# Linear Algebra Lines vs. Vectors

• Sep 24th 2008, 03:15 PM
Hellreaver
Linear Algebra Lines vs. Vectors
Hi, I'm new to the forum, and to linear algebra. Not having much fun with that latter, I'm afraid. So I hope that this helps me understand the concepts that it deals with.
I guess I'll start with a question, try to work my way through it, and hopefully get it right, but if not, please correct me, and tell me where I went wrong and why.

Find the equation of the line parallel to v=(5,-2,1) passing through the point (1,6,2), and determine whether the point (5,4,3) is on this line.

I think that the equation of the line would be x=(1,6,2) + t (5,-2,1), because this would mean that (1,6,2) is on the line, and that the line has a direction of (5,-2,1). I'm not exactly sure how to figure out if the point is on the line, or if I'm even going in the right direction with this problem...
• Sep 24th 2008, 03:29 PM
Plato
Quote:

Originally Posted by Hellreaver
Find the equation of the line parallel to v=(5,-2,1) passing through the point (1,6,2), and determine whether the point (5,4,3) is on this line.
I think that the equation of the line would be x=(1,6,2) + t (5,-2,1)

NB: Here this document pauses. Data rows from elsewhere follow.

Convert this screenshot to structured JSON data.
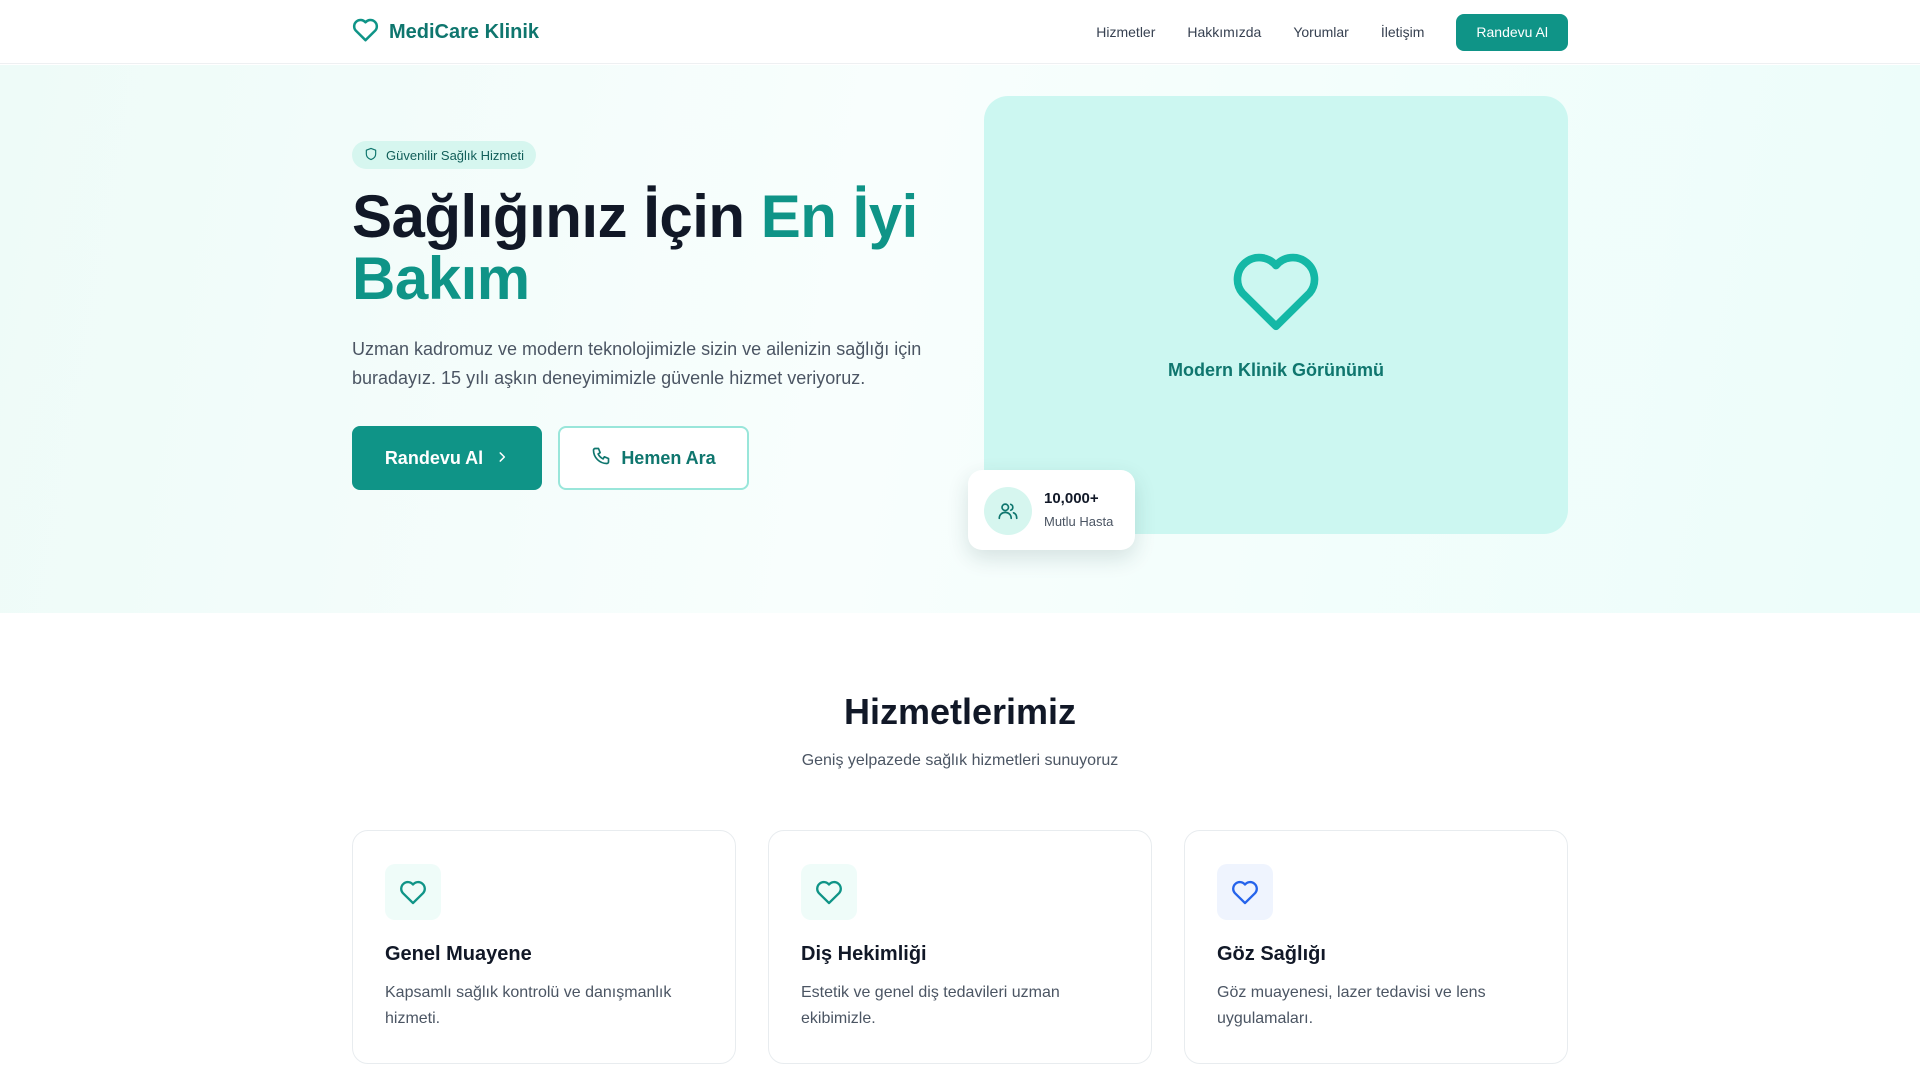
{
  "brand": {
    "name": "MediCare Klinik",
    "icon": "heart-icon"
  },
  "nav": {
    "links": [
      "Hizmetler",
      "Hakkımızda",
      "Yorumlar",
      "İletişim"
    ],
    "cta": "Randevu Al"
  },
  "hero": {
    "badge": {
      "icon": "shield-icon",
      "text": "Güvenilir Sağlık Hizmeti"
    },
    "headline_part1": "Sağlığınız İçin ",
    "headline_accent": "En İyi Bakım",
    "lead": "Uzman kadromuz ve modern teknolojimizle sizin ve ailenizin sağlığı için buradayız. 15 yılı aşkın deneyimimizle güvenle hizmet veriyoruz.",
    "primary_button": {
      "label": "Randevu Al",
      "icon": "chevron-right-icon"
    },
    "secondary_button": {
      "label": "Hemen Ara",
      "icon": "phone-icon"
    },
    "card": {
      "icon": "heart-icon",
      "label": "Modern Klinik Görünümü"
    },
    "stat": {
      "icon": "users-icon",
      "value": "10,000+",
      "label": "Mutlu Hasta"
    }
  },
  "services": {
    "title": "Hizmetlerimiz",
    "subtitle": "Geniş yelpazede sağlık hizmetleri sunuyoruz",
    "items": [
      {
        "title": "Genel Muayene",
        "description": "Kapsamlı sağlık kontrolü ve danışmanlık hizmeti.",
        "icon": "heart-icon",
        "icon_color": "#0f9487",
        "icon_bg": "#effcf9"
      },
      {
        "title": "Diş Hekimliği",
        "description": "Estetik ve genel diş tedavileri uzman ekibimizle.",
        "icon": "heart-icon",
        "icon_color": "#0f9487",
        "icon_bg": "#effcf9"
      },
      {
        "title": "Göz Sağlığı",
        "description": "Göz muayenesi, lazer tedavisi ve lens uygulamaları.",
        "icon": "heart-icon",
        "icon_color": "#2563eb",
        "icon_bg": "#eff4fe"
      }
    ]
  },
  "colors": {
    "primary": "#0f9487",
    "primary_dark": "#0f766e",
    "hero_card": "#ccf7f1"
  }
}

You are correct!
Now, is there a value of t for which x=(5,4,3)?
• Sep 24th 2008, 03:33 PM
Hellreaver
So would it then become:

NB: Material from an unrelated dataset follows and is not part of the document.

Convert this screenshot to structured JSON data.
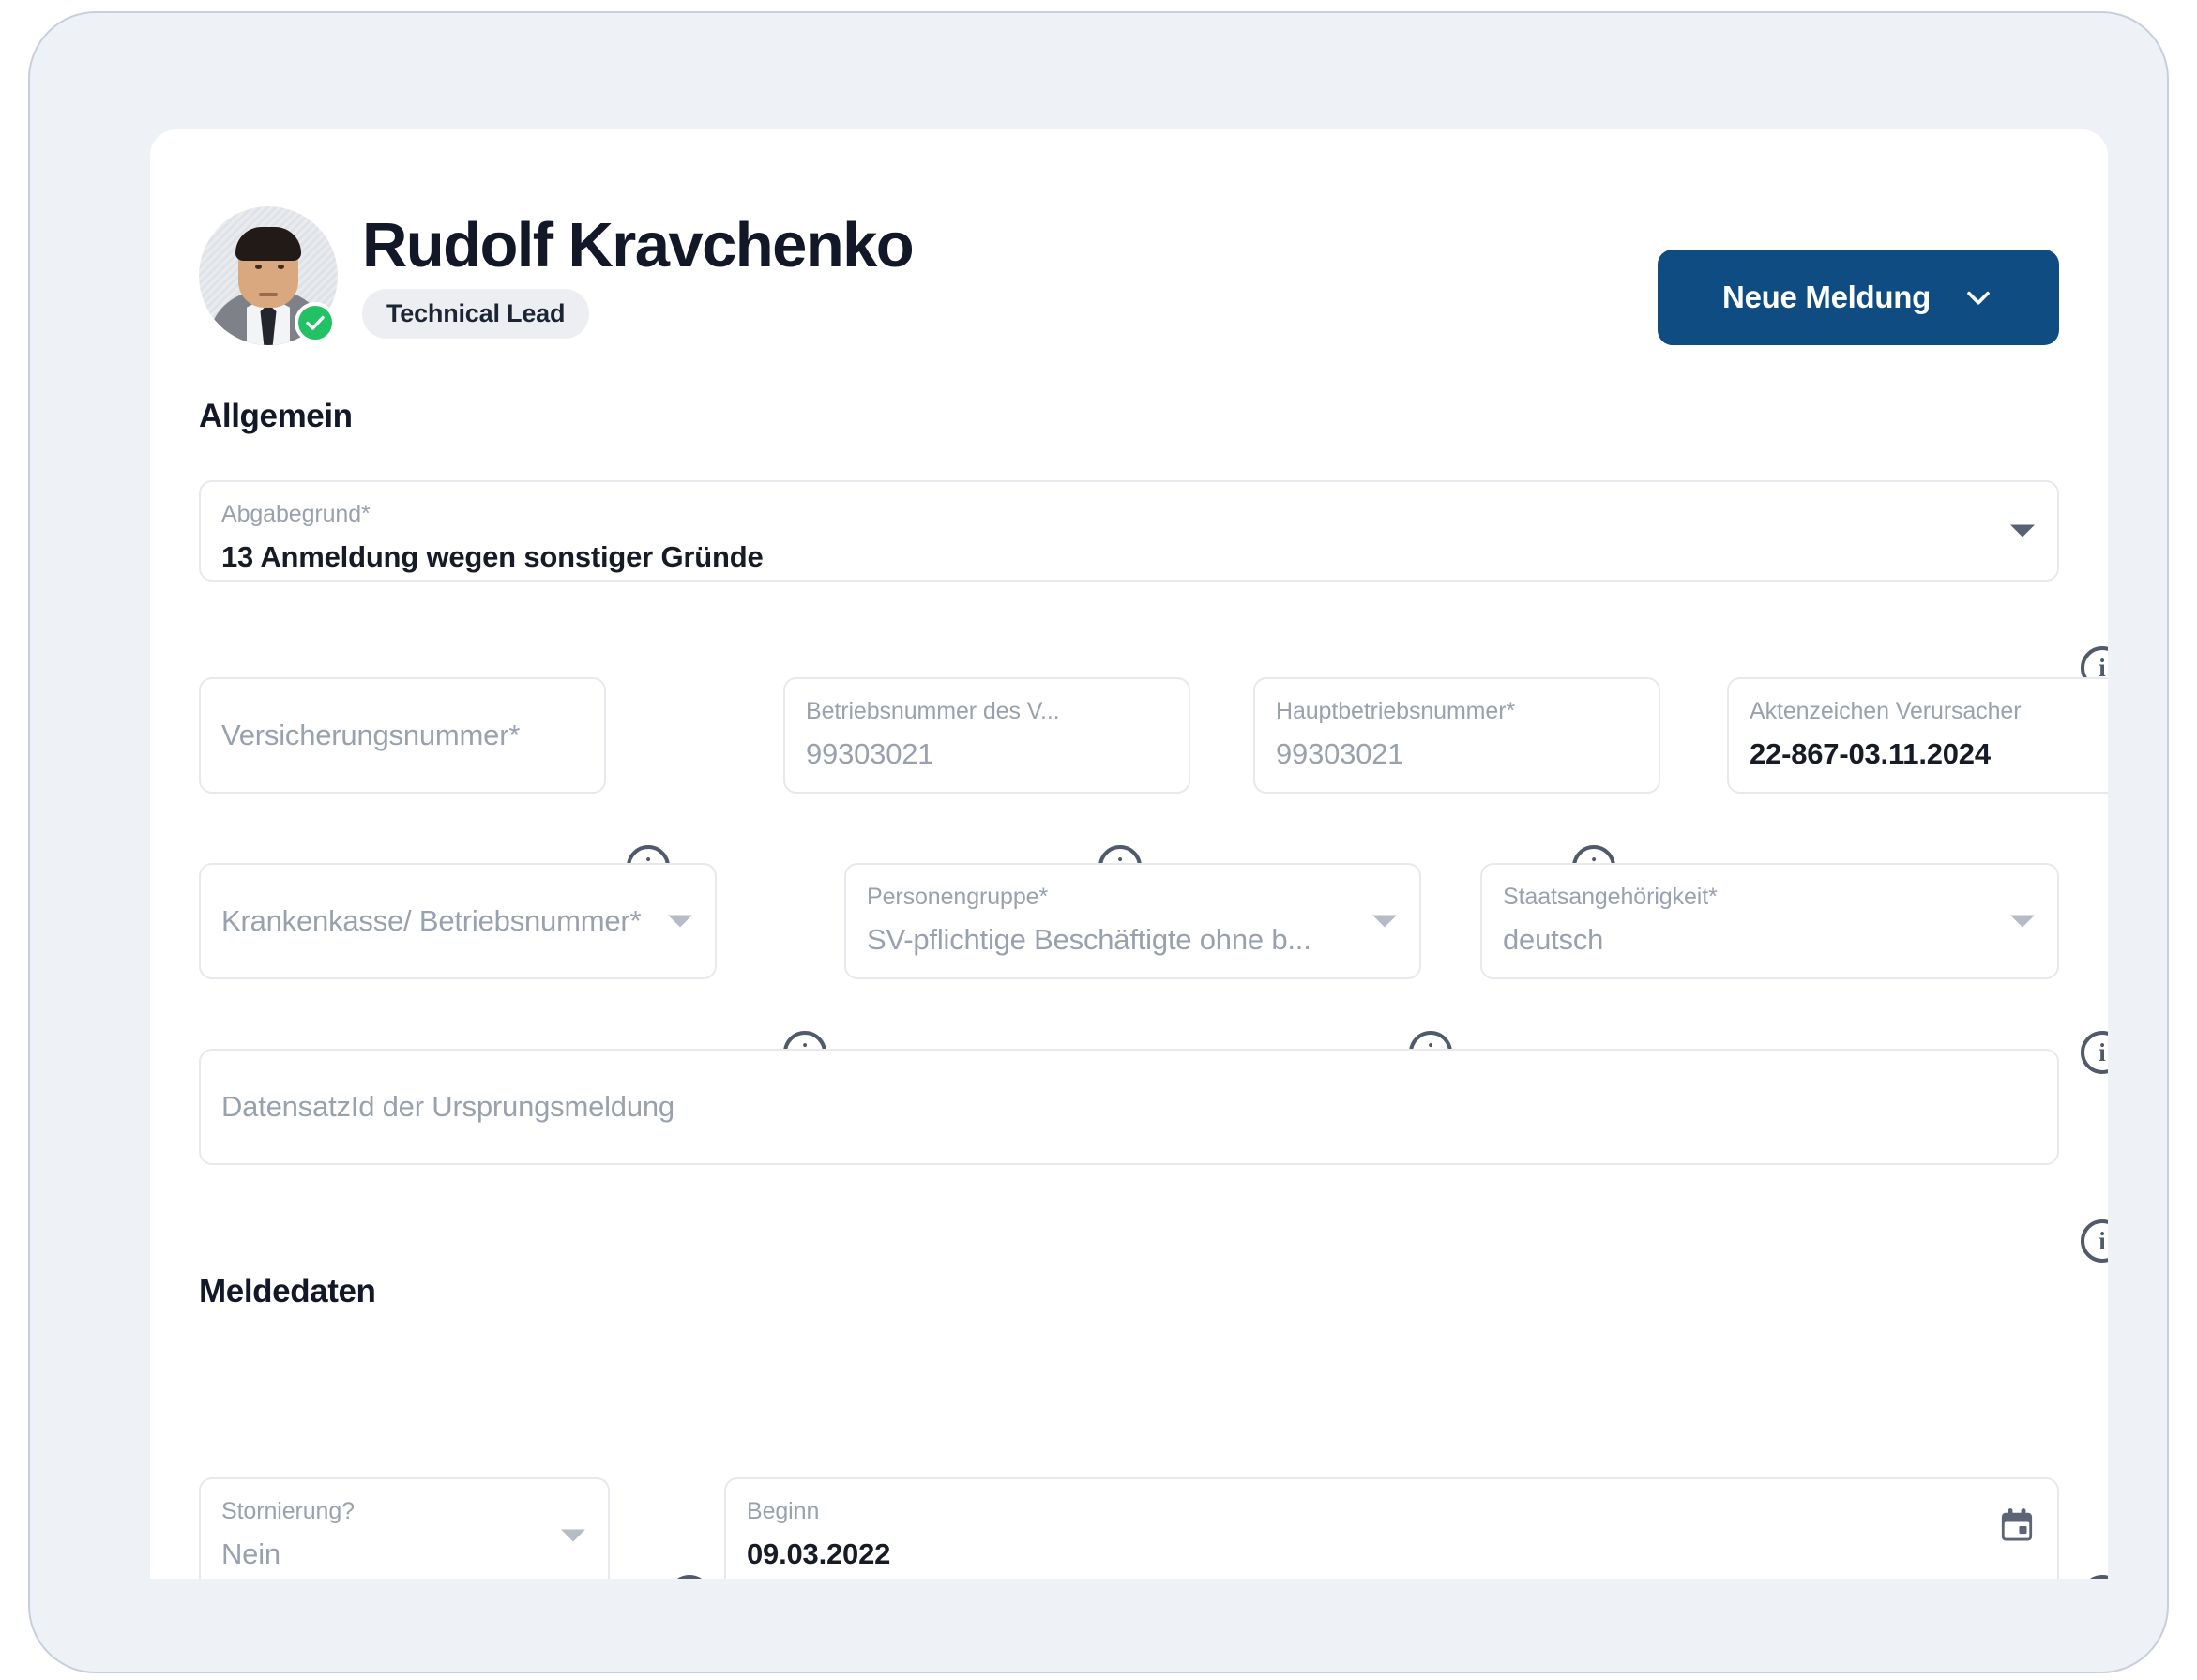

(5,4,3)= (1,6,2) + t (5,-2,1)
(5,4,3)-(1,6,2)=t (5,-2,1)
(4,-2,1)= t (5,-2,1)

and since the x values are different, and changing t from 1 to any other number would change the values of y and z, the point is not on the line?

Edit: Wow, dumb question, of course it isn't. Alright, thanks a bunch for that. I have another one, kinda similar to the first, but I'm not sure how to go about it...

Find parametric equations of the line that is perpendicular to the plane x+2y+3z=4 and passes through the point (1,1,-1).

I'm not even sure where to being on this one... Should I solve for x in the equation of the plane, or what?